    A is the frame of a stained-glass window; B, the frame of a prism-window; C and E, bodies of non-prismatic glass.
    D, D', D², D³, D4, and D5 are prism-lights
one above the other, and joined together to make the prism-plate.
    F F are hinges whereby the two windows may be hinged together.
    G illustrates the effect produced on the stained-glass window by the light from the strip of prisms in the prism-window.
    H indicates the colored design worked into the stained-glass window.
    J is the metal framing or lead by which the parts of the stained-glass window are secured together.
    Obviously it is impossible to properly illustrate the differences in the colors, but the window of the frame A is intended to be any stained or colored glass window in which designs are produced, and in such a window there is of course variation in the color and the translucency as between the different parts of the window. In like manner it is difficult to illustrate all the variations of the prisms. There may be a greater or less area of prism-glass, and the angles may vary, and the prisms themselves might in some instances be colored, and the various sections of prisms and stained glass can be united in any desired manner. It frequently happens that in stained-glass windows an effect composed of dark shadows with brilliant illuminations is desired.

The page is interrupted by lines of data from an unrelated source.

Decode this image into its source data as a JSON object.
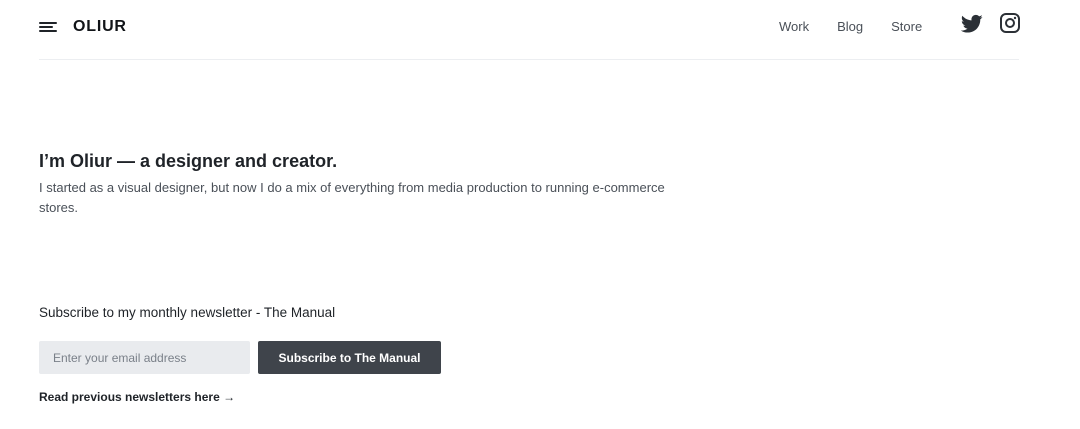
{
  "header": {
    "logo": "OLIUR",
    "menu_icon": "hamburger-menu-icon",
    "nav": [
      {
        "label": "Work"
      },
      {
        "label": "Blog"
      },
      {
        "label": "Store"
      }
    ],
    "social": [
      {
        "icon": "twitter-icon"
      },
      {
        "icon": "instagram-icon"
      }
    ]
  },
  "hero": {
    "title": "I’m Oliur — a designer and creator.",
    "text": "I started as a visual designer, but now I do a mix of everything from media production to running e-commerce stores."
  },
  "newsletter": {
    "heading": "Subscribe to my monthly newsletter - The Manual",
    "email_placeholder": "Enter your email address",
    "email_value": "",
    "button_label": "Subscribe to The Manual",
    "previous_link": "Read previous newsletters here →"
  },
  "colors": {
    "button_bg": "#3f444b",
    "input_bg": "#e9ebee",
    "text_primary": "#1f2328",
    "text_secondary": "#4a5058"
  }
}
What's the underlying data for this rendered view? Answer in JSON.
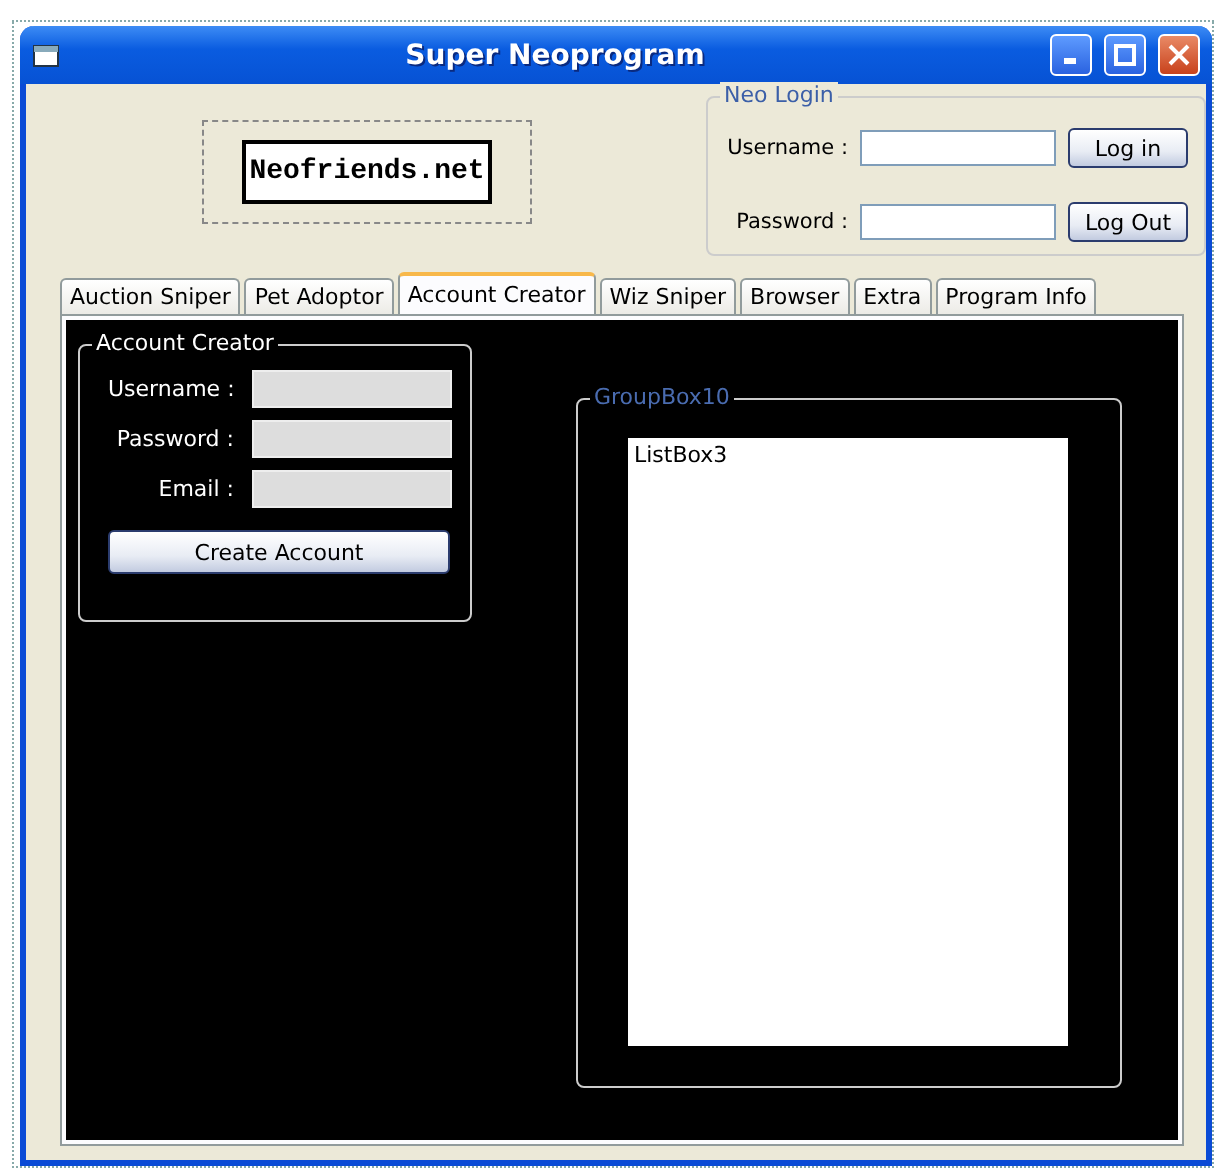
{
  "window": {
    "title": "Super Neoprogram"
  },
  "logo": {
    "text": "Neofriends.net"
  },
  "neo_login": {
    "title": "Neo Login",
    "fields": [
      {
        "label": "Username :"
      },
      {
        "label": "Password :"
      }
    ],
    "buttons": [
      "Log in",
      "Log Out"
    ]
  },
  "tabs": [
    {
      "label": "Auction Sniper",
      "selected": false
    },
    {
      "label": "Pet Adoptor",
      "selected": false
    },
    {
      "label": "Account Creator",
      "selected": true
    },
    {
      "label": "Wiz Sniper",
      "selected": false
    },
    {
      "label": "Browser",
      "selected": false
    },
    {
      "label": "Extra",
      "selected": false
    },
    {
      "label": "Program Info",
      "selected": false
    }
  ],
  "account_creator": {
    "title": "Account Creator",
    "fields": [
      {
        "label": "Username :"
      },
      {
        "label": "Password :"
      },
      {
        "label": "Email :"
      }
    ],
    "button": "Create Account"
  },
  "group_box": {
    "title": "GroupBox10",
    "list_box": {
      "items": [
        "ListBox3"
      ]
    }
  }
}
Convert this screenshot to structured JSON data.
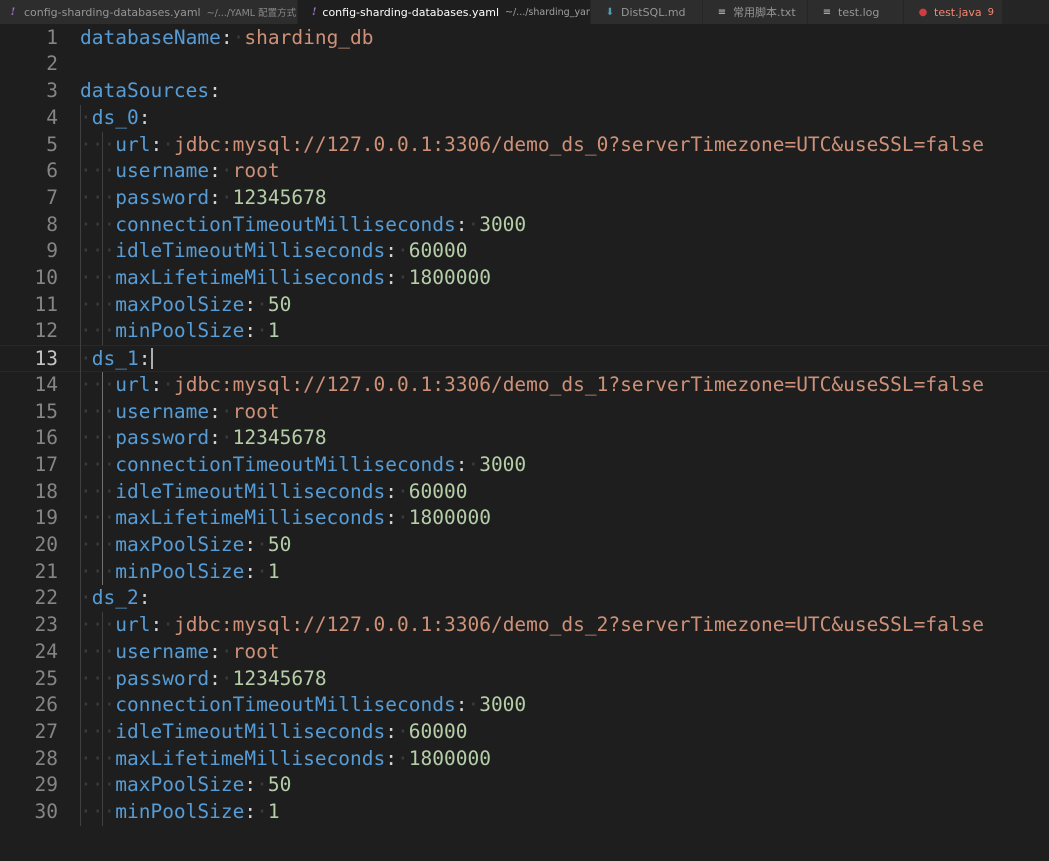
{
  "tabs": [
    {
      "icon": "!",
      "icon_kind": "yaml",
      "name": "config-sharding-databases.yaml",
      "desc": "~/.../YAML 配置方式",
      "active": false
    },
    {
      "icon": "!",
      "icon_kind": "yaml",
      "name": "config-sharding-databases.yaml",
      "desc": "~/.../sharding_yaml",
      "active": true,
      "close": "×"
    },
    {
      "icon": "⬇",
      "icon_kind": "md",
      "name": "DistSQL.md",
      "desc": "",
      "active": false
    },
    {
      "icon": "≡",
      "icon_kind": "txt",
      "name": "常用脚本.txt",
      "desc": "",
      "active": false
    },
    {
      "icon": "≡",
      "icon_kind": "log",
      "name": "test.log",
      "desc": "",
      "active": false
    },
    {
      "icon": "●",
      "icon_kind": "java",
      "name": "test.java",
      "desc": "",
      "active": false,
      "errors": "9"
    }
  ],
  "editor": {
    "current_line": 13,
    "lines": [
      {
        "n": "1",
        "indent": 0,
        "tokens": [
          [
            "k",
            "databaseName"
          ],
          [
            "p",
            ":"
          ],
          [
            "ws",
            "·"
          ],
          [
            "s",
            "sharding_db"
          ]
        ]
      },
      {
        "n": "2",
        "indent": 0,
        "tokens": []
      },
      {
        "n": "3",
        "indent": 0,
        "tokens": [
          [
            "k",
            "dataSources"
          ],
          [
            "p",
            ":"
          ]
        ]
      },
      {
        "n": "4",
        "indent": 1,
        "tokens": [
          [
            "k",
            "ds_0"
          ],
          [
            "p",
            ":"
          ]
        ]
      },
      {
        "n": "5",
        "indent": 2,
        "tokens": [
          [
            "k",
            "url"
          ],
          [
            "p",
            ":"
          ],
          [
            "ws",
            "·"
          ],
          [
            "s",
            "jdbc:mysql://127.0.0.1:3306/demo_ds_0?serverTimezone=UTC&useSSL=false"
          ]
        ]
      },
      {
        "n": "6",
        "indent": 2,
        "tokens": [
          [
            "k",
            "username"
          ],
          [
            "p",
            ":"
          ],
          [
            "ws",
            "·"
          ],
          [
            "s",
            "root"
          ]
        ]
      },
      {
        "n": "7",
        "indent": 2,
        "tokens": [
          [
            "k",
            "password"
          ],
          [
            "p",
            ":"
          ],
          [
            "ws",
            "·"
          ],
          [
            "n",
            "12345678"
          ]
        ]
      },
      {
        "n": "8",
        "indent": 2,
        "tokens": [
          [
            "k",
            "connectionTimeoutMilliseconds"
          ],
          [
            "p",
            ":"
          ],
          [
            "ws",
            "·"
          ],
          [
            "n",
            "3000"
          ]
        ]
      },
      {
        "n": "9",
        "indent": 2,
        "tokens": [
          [
            "k",
            "idleTimeoutMilliseconds"
          ],
          [
            "p",
            ":"
          ],
          [
            "ws",
            "·"
          ],
          [
            "n",
            "60000"
          ]
        ]
      },
      {
        "n": "10",
        "indent": 2,
        "tokens": [
          [
            "k",
            "maxLifetimeMilliseconds"
          ],
          [
            "p",
            ":"
          ],
          [
            "ws",
            "·"
          ],
          [
            "n",
            "1800000"
          ]
        ]
      },
      {
        "n": "11",
        "indent": 2,
        "tokens": [
          [
            "k",
            "maxPoolSize"
          ],
          [
            "p",
            ":"
          ],
          [
            "ws",
            "·"
          ],
          [
            "n",
            "50"
          ]
        ]
      },
      {
        "n": "12",
        "indent": 2,
        "tokens": [
          [
            "k",
            "minPoolSize"
          ],
          [
            "p",
            ":"
          ],
          [
            "ws",
            "·"
          ],
          [
            "n",
            "1"
          ]
        ]
      },
      {
        "n": "13",
        "indent": 1,
        "tokens": [
          [
            "k",
            "ds_1"
          ],
          [
            "p",
            ":"
          ]
        ]
      },
      {
        "n": "14",
        "indent": 2,
        "tokens": [
          [
            "k",
            "url"
          ],
          [
            "p",
            ":"
          ],
          [
            "ws",
            "·"
          ],
          [
            "s",
            "jdbc:mysql://127.0.0.1:3306/demo_ds_1?serverTimezone=UTC&useSSL=false"
          ]
        ]
      },
      {
        "n": "15",
        "indent": 2,
        "tokens": [
          [
            "k",
            "username"
          ],
          [
            "p",
            ":"
          ],
          [
            "ws",
            "·"
          ],
          [
            "s",
            "root"
          ]
        ]
      },
      {
        "n": "16",
        "indent": 2,
        "tokens": [
          [
            "k",
            "password"
          ],
          [
            "p",
            ":"
          ],
          [
            "ws",
            "·"
          ],
          [
            "n",
            "12345678"
          ]
        ]
      },
      {
        "n": "17",
        "indent": 2,
        "tokens": [
          [
            "k",
            "connectionTimeoutMilliseconds"
          ],
          [
            "p",
            ":"
          ],
          [
            "ws",
            "·"
          ],
          [
            "n",
            "3000"
          ]
        ]
      },
      {
        "n": "18",
        "indent": 2,
        "tokens": [
          [
            "k",
            "idleTimeoutMilliseconds"
          ],
          [
            "p",
            ":"
          ],
          [
            "ws",
            "·"
          ],
          [
            "n",
            "60000"
          ]
        ]
      },
      {
        "n": "19",
        "indent": 2,
        "tokens": [
          [
            "k",
            "maxLifetimeMilliseconds"
          ],
          [
            "p",
            ":"
          ],
          [
            "ws",
            "·"
          ],
          [
            "n",
            "1800000"
          ]
        ]
      },
      {
        "n": "20",
        "indent": 2,
        "tokens": [
          [
            "k",
            "maxPoolSize"
          ],
          [
            "p",
            ":"
          ],
          [
            "ws",
            "·"
          ],
          [
            "n",
            "50"
          ]
        ]
      },
      {
        "n": "21",
        "indent": 2,
        "tokens": [
          [
            "k",
            "minPoolSize"
          ],
          [
            "p",
            ":"
          ],
          [
            "ws",
            "·"
          ],
          [
            "n",
            "1"
          ]
        ]
      },
      {
        "n": "22",
        "indent": 1,
        "tokens": [
          [
            "k",
            "ds_2"
          ],
          [
            "p",
            ":"
          ]
        ]
      },
      {
        "n": "23",
        "indent": 2,
        "tokens": [
          [
            "k",
            "url"
          ],
          [
            "p",
            ":"
          ],
          [
            "ws",
            "·"
          ],
          [
            "s",
            "jdbc:mysql://127.0.0.1:3306/demo_ds_2?serverTimezone=UTC&useSSL=false"
          ]
        ]
      },
      {
        "n": "24",
        "indent": 2,
        "tokens": [
          [
            "k",
            "username"
          ],
          [
            "p",
            ":"
          ],
          [
            "ws",
            "·"
          ],
          [
            "s",
            "root"
          ]
        ]
      },
      {
        "n": "25",
        "indent": 2,
        "tokens": [
          [
            "k",
            "password"
          ],
          [
            "p",
            ":"
          ],
          [
            "ws",
            "·"
          ],
          [
            "n",
            "12345678"
          ]
        ]
      },
      {
        "n": "26",
        "indent": 2,
        "tokens": [
          [
            "k",
            "connectionTimeoutMilliseconds"
          ],
          [
            "p",
            ":"
          ],
          [
            "ws",
            "·"
          ],
          [
            "n",
            "3000"
          ]
        ]
      },
      {
        "n": "27",
        "indent": 2,
        "tokens": [
          [
            "k",
            "idleTimeoutMilliseconds"
          ],
          [
            "p",
            ":"
          ],
          [
            "ws",
            "·"
          ],
          [
            "n",
            "60000"
          ]
        ]
      },
      {
        "n": "28",
        "indent": 2,
        "tokens": [
          [
            "k",
            "maxLifetimeMilliseconds"
          ],
          [
            "p",
            ":"
          ],
          [
            "ws",
            "·"
          ],
          [
            "n",
            "1800000"
          ]
        ]
      },
      {
        "n": "29",
        "indent": 2,
        "tokens": [
          [
            "k",
            "maxPoolSize"
          ],
          [
            "p",
            ":"
          ],
          [
            "ws",
            "·"
          ],
          [
            "n",
            "50"
          ]
        ]
      },
      {
        "n": "30",
        "indent": 2,
        "tokens": [
          [
            "k",
            "minPoolSize"
          ],
          [
            "p",
            ":"
          ],
          [
            "ws",
            "·"
          ],
          [
            "n",
            "1"
          ]
        ]
      }
    ]
  },
  "colors": {
    "key": "#569cd6",
    "string": "#ce9178",
    "number": "#b5cea8",
    "punctuation": "#d4d4d4",
    "background": "#1e1e1e"
  }
}
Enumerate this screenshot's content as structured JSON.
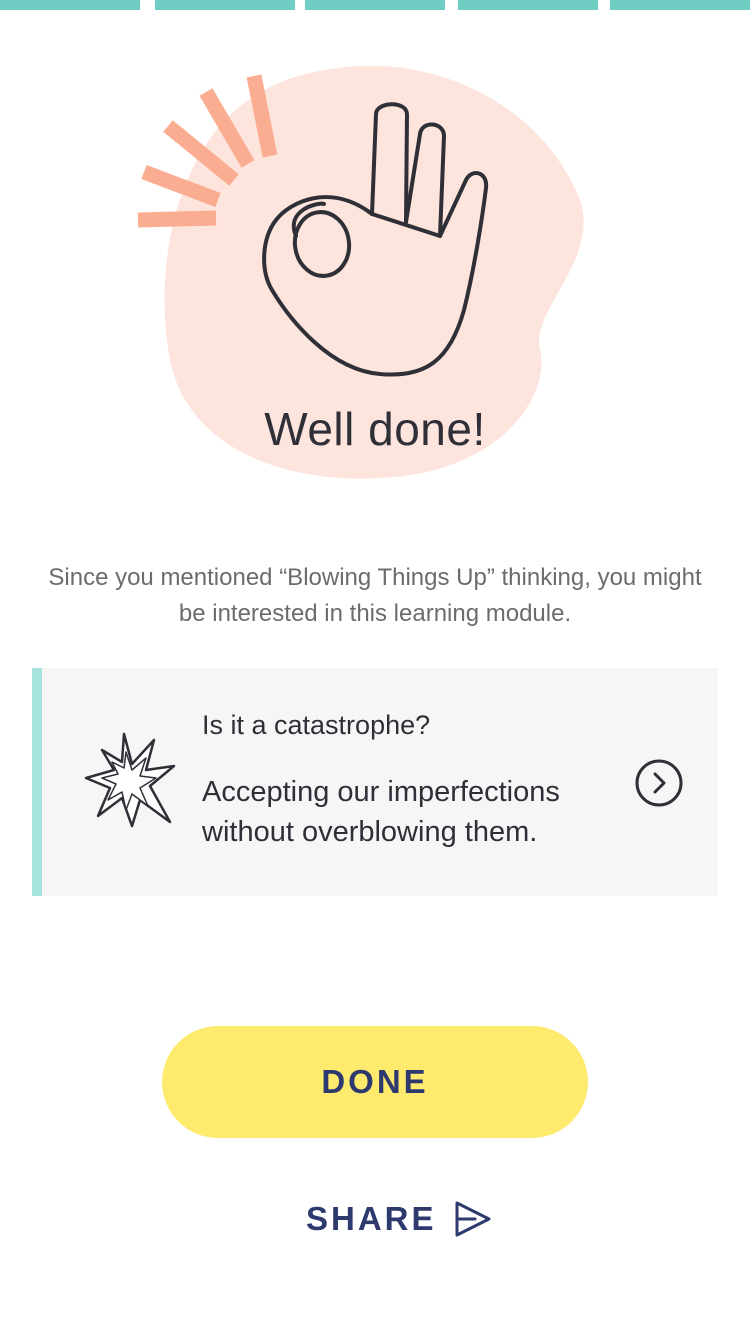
{
  "progress": {
    "segments": 5,
    "completed": 5,
    "color": "#6fcdc4"
  },
  "hero": {
    "illustration": "ok-hand-icon",
    "blob_color": "#fde4dc",
    "rays_color": "#fbad92",
    "title": "Well done!"
  },
  "message": {
    "text": "Since you mentioned “Blowing Things Up” thinking, you might be interested in this learning module."
  },
  "module_card": {
    "icon": "burst-icon",
    "title": "Is it a catastrophe?",
    "description": "Accepting our imperfections without overblowing them.",
    "action_icon": "chevron-right-circle-icon",
    "accent_color": "#a6e3de",
    "background": "#f6f6f6"
  },
  "actions": {
    "done_label": "DONE",
    "done_color": "#feea6d",
    "share_label": "SHARE",
    "share_icon": "send-icon",
    "text_color": "#2e3a6e"
  }
}
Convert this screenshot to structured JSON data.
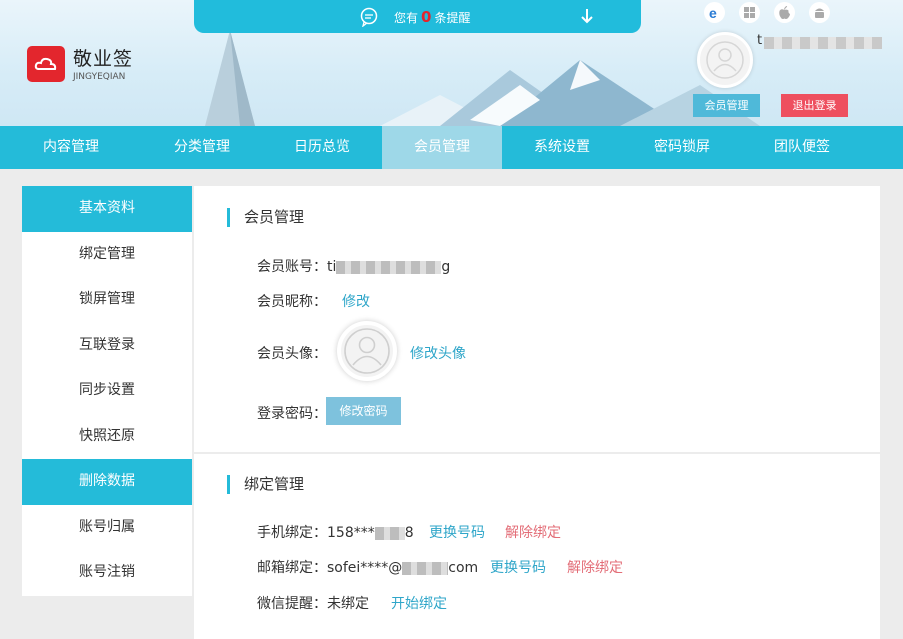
{
  "header": {
    "logo_cn": "敬业签",
    "logo_en": "JINGYEQIAN",
    "notice_prefix": "您有",
    "notice_count": "0",
    "notice_suffix": "条提醒",
    "user_initial": "t",
    "member_button": "会员管理",
    "logout_button": "退出登录"
  },
  "nav": {
    "items": [
      "内容管理",
      "分类管理",
      "日历总览",
      "会员管理",
      "系统设置",
      "密码锁屏",
      "团队便签"
    ]
  },
  "sidebar": {
    "items": [
      "基本资料",
      "绑定管理",
      "锁屏管理",
      "互联登录",
      "同步设置",
      "快照还原",
      "删除数据",
      "账号归属",
      "账号注销"
    ]
  },
  "member": {
    "title": "会员管理",
    "account_label": "会员账号：",
    "account_prefix": "ti",
    "account_suffix": "g",
    "nickname_label": "会员昵称：",
    "nickname_link": "修改",
    "avatar_label": "会员头像：",
    "avatar_link": "修改头像",
    "password_label": "登录密码：",
    "password_button": "修改密码"
  },
  "binding": {
    "title": "绑定管理",
    "phone_label": "手机绑定：",
    "phone_prefix": "158***",
    "phone_suffix": "8",
    "phone_change": "更换号码",
    "phone_unbind": "解除绑定",
    "email_label": "邮箱绑定：",
    "email_prefix": "sofei****@",
    "email_suffix": "com",
    "email_change": "更换号码",
    "email_unbind": "解除绑定",
    "wechat_label": "微信提醒：",
    "wechat_status": "未绑定",
    "wechat_link": "开始绑定"
  },
  "colors": {
    "accent": "#24bbd9",
    "danger": "#ee4f5f",
    "link": "#2fa6c9"
  }
}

For example, it might be anticipated that in stained-glass windows it would be desirable to have a scene somewhat dark and forbidding on sea or land with a brilliant burst of light issuing from some particular point— i.e., the sky.
    Now in the art of stained glass as it has existed up to the present time such effects have been attempted to be produced by the coloring of the glass itself, and in many instances this has proven to be not only difficult, but impossible to accomplish. By my invention it will be seen that the artist avails himself not only of the coloring of the glass, but also of the daylight, which lie, so to speak, scatters or concentrates upon or about his window in such manner as to cooperate with his stained glass and contribute to the result desired. Some of the most beautiful stained-glass windows in the cathedrals of Europe have been practically dead to the world for centuries because of the insufficiency of the